(Image credit: Passakorn_14)

It doesn't need to be a holiday to enjoy fireworks. Using a firecracker plant in the landscape lends a celebratory feel to our most special occasions. In the U.S., Fourth of July flowers laud our nation's birthday and provide blazing appeal throughout the growing season. Whether you choose an Independence Day flower or plant, these wild specimens pack some pow in the garden. 

About Fourth of July Flowers

Many U.S. citizens adorn their gardens with blooms in hues of red, white, and blue to herald the Fourth of July. American flags may be dotted around the landscape, and patriotic bunting and other touches are displayed proudly. 

Fireworks came to us from the Chinese, who named their explosive shells after flowers. The resulting explosions mirrored the forms of our most lovely blooms. There are Chrysanthemum, Lotus, Peony, Morning Glory, and of course Ground Bloom pyrotechnics. They were called Flowers of Fire and traveled to many other cultures as commemorative symbols. While the pyrotechnic displays took many of their names from flowers, nature has many examples of plants that produce explosions of color, perfect for an Independence Day flower garden.

Firecracker Flower

There are several blooming plants that have the "Fireworks or Firecracker" appendage attached.
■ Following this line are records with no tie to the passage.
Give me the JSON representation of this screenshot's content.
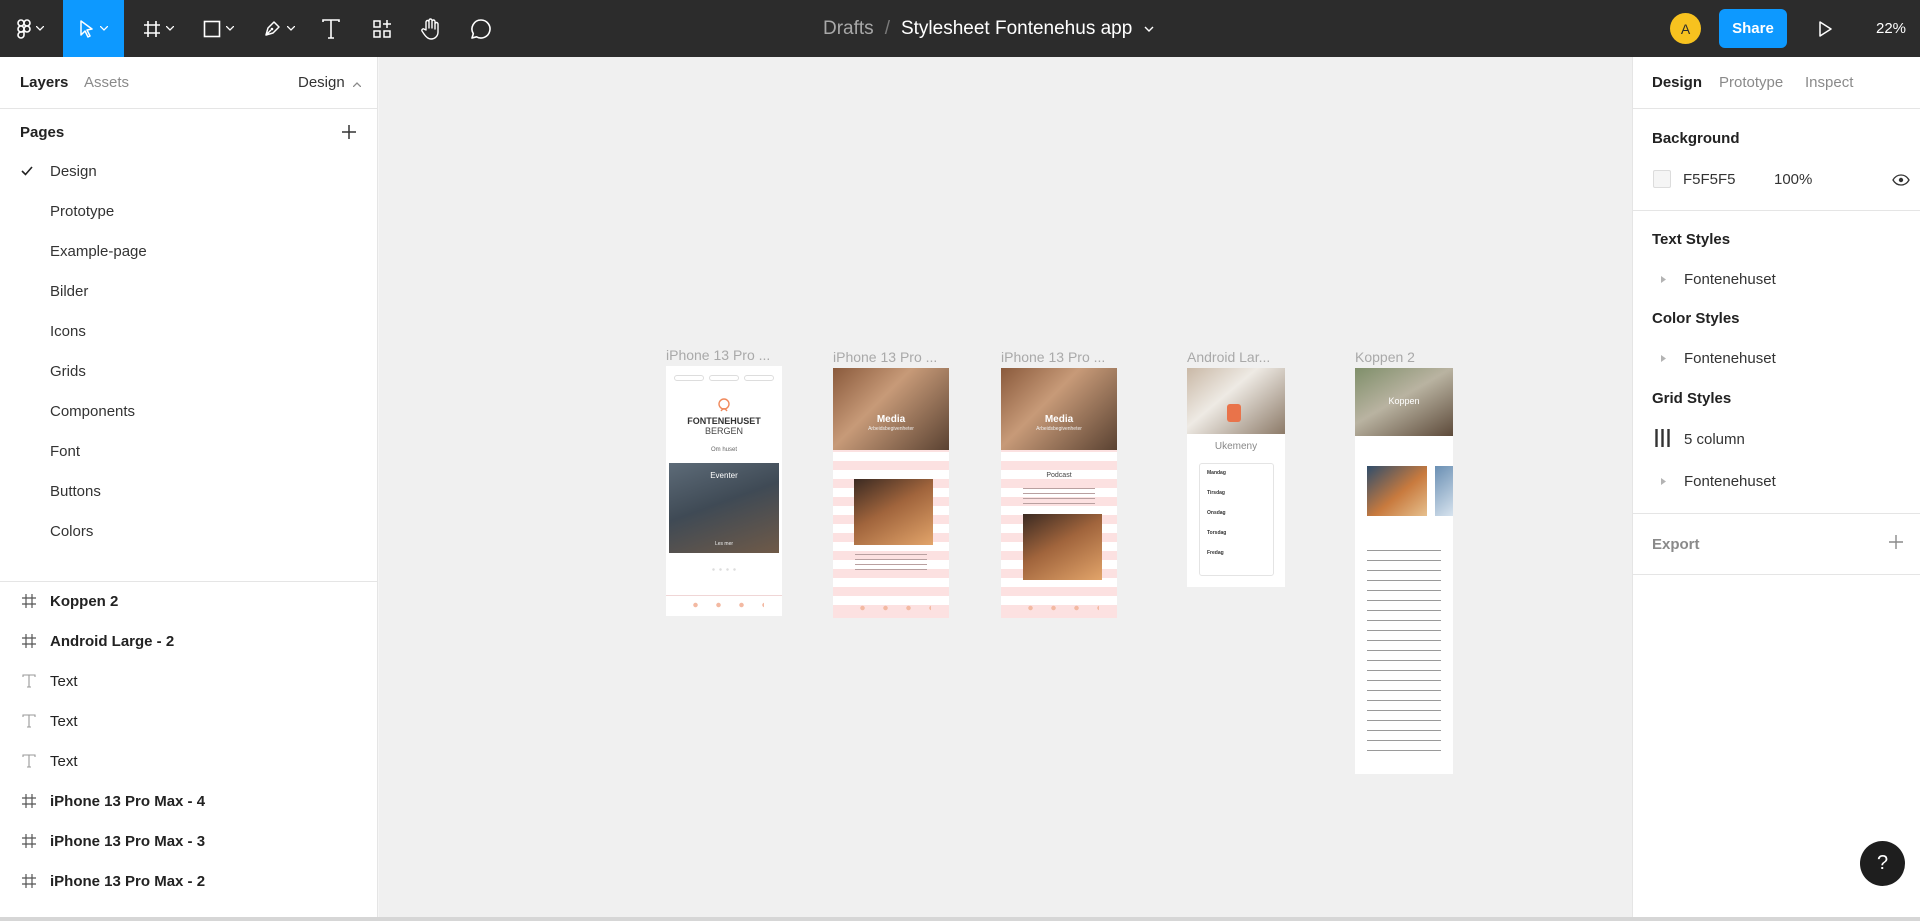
{
  "toolbar": {
    "breadcrumb_drafts": "Drafts",
    "breadcrumb_sep": "/",
    "file_name": "Stylesheet Fontenehus app",
    "avatar_initial": "A",
    "share_label": "Share",
    "zoom": "22%",
    "colors": {
      "bar": "#2c2c2c",
      "accent": "#0d99ff",
      "avatar": "#f7c21f"
    }
  },
  "left_panel": {
    "tabs": {
      "layers": "Layers",
      "assets": "Assets",
      "design_dropdown": "Design"
    },
    "pages_heading": "Pages",
    "pages": [
      "Design",
      "Prototype",
      "Example-page",
      "Bilder",
      "Icons",
      "Grids",
      "Components",
      "Font",
      "Buttons",
      "Colors"
    ],
    "current_page": "Design",
    "layers": [
      {
        "type": "frame",
        "name": "Koppen 2"
      },
      {
        "type": "frame",
        "name": "Android Large - 2"
      },
      {
        "type": "text",
        "name": "Text"
      },
      {
        "type": "text",
        "name": "Text"
      },
      {
        "type": "text",
        "name": "Text"
      },
      {
        "type": "frame",
        "name": "iPhone 13 Pro Max - 4"
      },
      {
        "type": "frame",
        "name": "iPhone 13 Pro Max - 3"
      },
      {
        "type": "frame",
        "name": "iPhone 13 Pro Max - 2"
      }
    ]
  },
  "canvas": {
    "frame_labels": [
      "iPhone 13 Pro ...",
      "iPhone 13 Pro ...",
      "iPhone 13 Pro ...",
      "Android Lar...",
      "Koppen 2"
    ],
    "frame1": {
      "logo_line1": "FONTENEHUSET",
      "logo_line2": "BERGEN",
      "link": "Om huset",
      "card": "Eventer",
      "card_sub": "Les mer"
    },
    "frame2": {
      "hero": "Media",
      "hero_sub": "Arbeidsbegivenheter"
    },
    "frame3": {
      "hero": "Media",
      "hero_sub": "Arbeidsbegivenheter",
      "section": "Podcast"
    },
    "frame4": {
      "title": "Ukemeny",
      "days": [
        "Mandag",
        "Tirsdag",
        "Onsdag",
        "Torsdag",
        "Fredag"
      ]
    },
    "frame5": {
      "hero": "Koppen"
    }
  },
  "right_panel": {
    "tabs": {
      "design": "Design",
      "prototype": "Prototype",
      "inspect": "Inspect"
    },
    "background_heading": "Background",
    "background_hex": "F5F5F5",
    "background_opacity": "100%",
    "text_styles_heading": "Text Styles",
    "text_style": "Fontenehuset",
    "color_styles_heading": "Color Styles",
    "color_style": "Fontenehuset",
    "grid_styles_heading": "Grid Styles",
    "grid_style_1": "5 column",
    "grid_style_2": "Fontenehuset",
    "export_heading": "Export"
  },
  "help_label": "?"
}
Orange Marmalade Firecracker flower has slightly frilled, orange flowers. For a small shrub, Fireworks Gomphrena boasts hot pink bracts with arresting yellow stamens. Fireworks Agapanthus has delightful, strappy leaves and glorious clusters of blue, tubular blooms. Sparkler Cleome does not have "fireworks" in the name, but truly does look like a bursting shell with erect pistils and stamens. It comes in many hues and blooms from spring to fall. 

Other Fireworks Plants

Pennisetum grasses are classic ornamental plants with striking displays. The Fireworks variety has showy, variegated leaves decorated with green, hot pink, white, and cream. The real stand out is their inflorescence. Bright pink, fox-tail like plumes appear in mid to late summer and hang around until the cold appears. 

There are other fireworks related forms of this Fountain Grass such as Cherry Sparkler and Sky Rocket. Goldenrod Fireworks is an explosion of gold in summer, while Globe Amaranth Fireworks produces flowers that look like tiny flares in hot pink. Other plants in the theme:

Bonnie L. Grant

Bonnie Grant is a professional landscaper with a Certification in Urban Gardening. She has been gardening and writing for 15 years. A former professional chef, she has a passion for edible landscaping.